## WORK REQUIRED
Repeat the entries that follow verbatim, without any of their pictures.

---------- MATERIAL SUPPLIED ----------

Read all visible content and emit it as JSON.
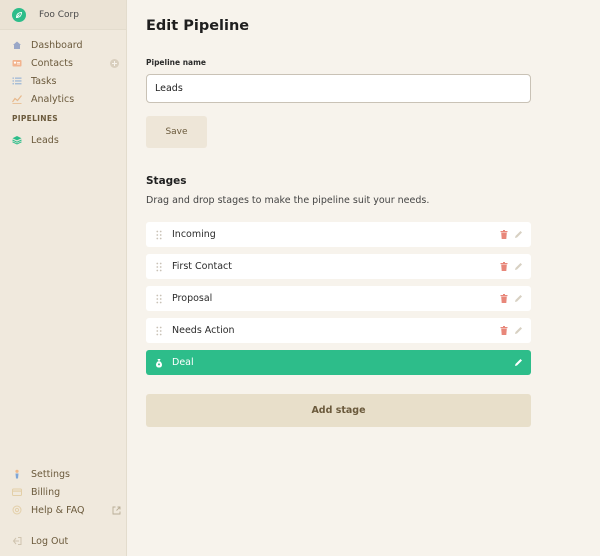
{
  "brand": {
    "name": "Foo Corp"
  },
  "sidebar": {
    "items": [
      {
        "label": "Dashboard",
        "icon": "home-icon"
      },
      {
        "label": "Contacts",
        "icon": "contacts-icon"
      },
      {
        "label": "Tasks",
        "icon": "list-icon"
      },
      {
        "label": "Analytics",
        "icon": "analytics-icon"
      }
    ],
    "section_title": "PIPELINES",
    "pipelines": [
      {
        "label": "Leads",
        "icon": "layers-icon"
      }
    ],
    "bottom_items": [
      {
        "label": "Settings",
        "icon": "settings-icon"
      },
      {
        "label": "Billing",
        "icon": "billing-icon"
      },
      {
        "label": "Help & FAQ",
        "icon": "help-icon"
      }
    ],
    "logout": {
      "label": "Log Out",
      "icon": "logout-icon"
    }
  },
  "main": {
    "title": "Edit Pipeline",
    "field_label": "Pipeline name",
    "pipeline_name": "Leads",
    "save_label": "Save",
    "stages_title": "Stages",
    "stages_desc": "Drag and drop stages to make the pipeline suit your needs.",
    "stages": [
      {
        "name": "Incoming"
      },
      {
        "name": "First Contact"
      },
      {
        "name": "Proposal"
      },
      {
        "name": "Needs Action"
      }
    ],
    "deal_stage": {
      "name": "Deal"
    },
    "add_stage_label": "Add stage"
  },
  "colors": {
    "accent": "#2dbd8a",
    "sidebar_bg": "#f0e9dd",
    "page_bg": "#f7f3ec",
    "delete": "#e8877a"
  }
}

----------

## RESULT OF THE EXERCISE
Read all visible content and emit it as JSON.
{
  "brand": {
    "name": "Foo Corp"
  },
  "sidebar": {
    "items": [
      {
        "label": "Dashboard",
        "icon": "home-icon"
      },
      {
        "label": "Contacts",
        "icon": "contacts-icon"
      },
      {
        "label": "Tasks",
        "icon": "list-icon"
      },
      {
        "label": "Analytics",
        "icon": "analytics-icon"
      }
    ],
    "section_title": "PIPELINES",
    "pipelines": [
      {
        "label": "Leads",
        "icon": "layers-icon"
      }
    ],
    "bottom_items": [
      {
        "label": "Settings",
        "icon": "settings-icon"
      },
      {
        "label": "Billing",
        "icon": "billing-icon"
      },
      {
        "label": "Help & FAQ",
        "icon": "help-icon"
      }
    ],
    "logout": {
      "label": "Log Out",
      "icon": "logout-icon"
    }
  },
  "main": {
    "title": "Edit Pipeline",
    "field_label": "Pipeline name",
    "pipeline_name": "Leads",
    "save_label": "Save",
    "stages_title": "Stages",
    "stages_desc": "Drag and drop stages to make the pipeline suit your needs.",
    "stages": [
      {
        "name": "Incoming"
      },
      {
        "name": "First Contact"
      },
      {
        "name": "Proposal"
      },
      {
        "name": "Needs Action"
      }
    ],
    "deal_stage": {
      "name": "Deal"
    },
    "add_stage_label": "Add stage"
  },
  "colors": {
    "accent": "#2dbd8a",
    "sidebar_bg": "#f0e9dd",
    "page_bg": "#f7f3ec",
    "delete": "#e8877a"
  }
}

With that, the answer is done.